Thursday, November 15, 2012

QUICK TAKE REVIEW Silence is Not Always Golden By Beverly Creasey

Chaim Potok’s novel, THE CHOSEN, has been adapted into a play, a movie, even a Broadway musical. The dramatic version up at the Lyric Stage (through November 17th) was adapted by Potok himself and Aaron Posner. The author uses the past participle in his story (as in God’s Chosen People) to address choices: The disastrous choices made by nations to ignore what was happening in Germany; and personal choices that parents make in rearing their children, specifically the unfortunate choice one father makes to shut out his son---and the loving way another chooses to nurture his.

It’s ironic that the spiritual leader of his Hasidic community (Joel Colodner in a magnificent performance) in 1940s Brooklyn should give his son the silent treatment (he says, to teach him humility) when the silence of world leaders who knew about the Holocaust had such dire consequences. Luke Murtha plays his wounded son with such gentle sadness that our hearts go out to him, despite the fact that he brains another boy with a baseball in a game against students from a reformed Jewish neighborhood (whom the Hasidic spiritual leader calls “non-Jews”).

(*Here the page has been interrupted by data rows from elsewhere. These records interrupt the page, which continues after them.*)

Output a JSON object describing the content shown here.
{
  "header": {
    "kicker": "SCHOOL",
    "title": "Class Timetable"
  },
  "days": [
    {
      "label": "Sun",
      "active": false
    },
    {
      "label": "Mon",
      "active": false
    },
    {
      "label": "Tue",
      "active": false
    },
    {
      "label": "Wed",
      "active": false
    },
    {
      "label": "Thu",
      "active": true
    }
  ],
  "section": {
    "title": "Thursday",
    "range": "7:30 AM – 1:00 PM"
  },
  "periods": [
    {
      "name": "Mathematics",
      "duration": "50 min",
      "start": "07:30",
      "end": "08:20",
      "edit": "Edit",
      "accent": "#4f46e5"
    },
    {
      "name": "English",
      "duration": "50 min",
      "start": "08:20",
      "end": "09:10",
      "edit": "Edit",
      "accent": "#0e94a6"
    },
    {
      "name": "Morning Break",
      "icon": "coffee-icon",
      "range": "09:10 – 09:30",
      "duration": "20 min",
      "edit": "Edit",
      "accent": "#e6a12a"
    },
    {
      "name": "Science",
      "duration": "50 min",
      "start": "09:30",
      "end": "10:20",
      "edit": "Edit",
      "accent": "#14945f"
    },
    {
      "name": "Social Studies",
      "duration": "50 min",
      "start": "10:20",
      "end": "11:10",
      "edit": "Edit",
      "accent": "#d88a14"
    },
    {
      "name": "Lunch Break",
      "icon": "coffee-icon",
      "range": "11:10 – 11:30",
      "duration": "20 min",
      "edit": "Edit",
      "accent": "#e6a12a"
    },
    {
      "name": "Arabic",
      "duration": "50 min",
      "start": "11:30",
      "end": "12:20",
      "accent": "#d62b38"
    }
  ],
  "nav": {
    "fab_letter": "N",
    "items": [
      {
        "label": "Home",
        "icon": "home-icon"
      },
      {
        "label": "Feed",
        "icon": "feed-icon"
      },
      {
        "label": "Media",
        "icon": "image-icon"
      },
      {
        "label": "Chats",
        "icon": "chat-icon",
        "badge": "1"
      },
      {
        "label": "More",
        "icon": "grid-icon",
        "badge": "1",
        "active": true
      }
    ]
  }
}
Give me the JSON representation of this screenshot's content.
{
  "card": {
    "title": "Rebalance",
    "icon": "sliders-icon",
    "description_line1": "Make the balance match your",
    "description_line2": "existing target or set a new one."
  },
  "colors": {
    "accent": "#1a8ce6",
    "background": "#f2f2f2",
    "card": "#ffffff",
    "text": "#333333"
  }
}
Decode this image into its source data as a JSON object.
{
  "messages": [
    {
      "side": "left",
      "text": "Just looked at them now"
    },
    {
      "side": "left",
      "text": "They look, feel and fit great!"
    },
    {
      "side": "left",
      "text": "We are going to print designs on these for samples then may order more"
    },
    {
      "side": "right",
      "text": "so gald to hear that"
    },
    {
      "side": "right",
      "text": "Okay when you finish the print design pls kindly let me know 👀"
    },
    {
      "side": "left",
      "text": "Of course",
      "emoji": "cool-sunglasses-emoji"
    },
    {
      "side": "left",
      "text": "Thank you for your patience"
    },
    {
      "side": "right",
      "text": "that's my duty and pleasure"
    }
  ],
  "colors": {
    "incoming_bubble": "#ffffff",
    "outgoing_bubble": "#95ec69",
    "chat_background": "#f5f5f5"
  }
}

Murtha’s and Zachary Eisenstat’s characters become fast friends, after apologies are offered and accepted. The play follows the boys from middle school through university, making important choices on their own. Daniel Gidron’s cast makes their small stories resonate large. Murtha and Eisenstat are delightfully yin and yang, learning from their differences. Charles Linshaw sometimes voices Eisenstat’s character as the narrator, which is a bit confusing at first until you absorb the conceit. Will McGarrahan gives the other father a warm, bemused personality, in contrast to the rabbi’s unyielding silence.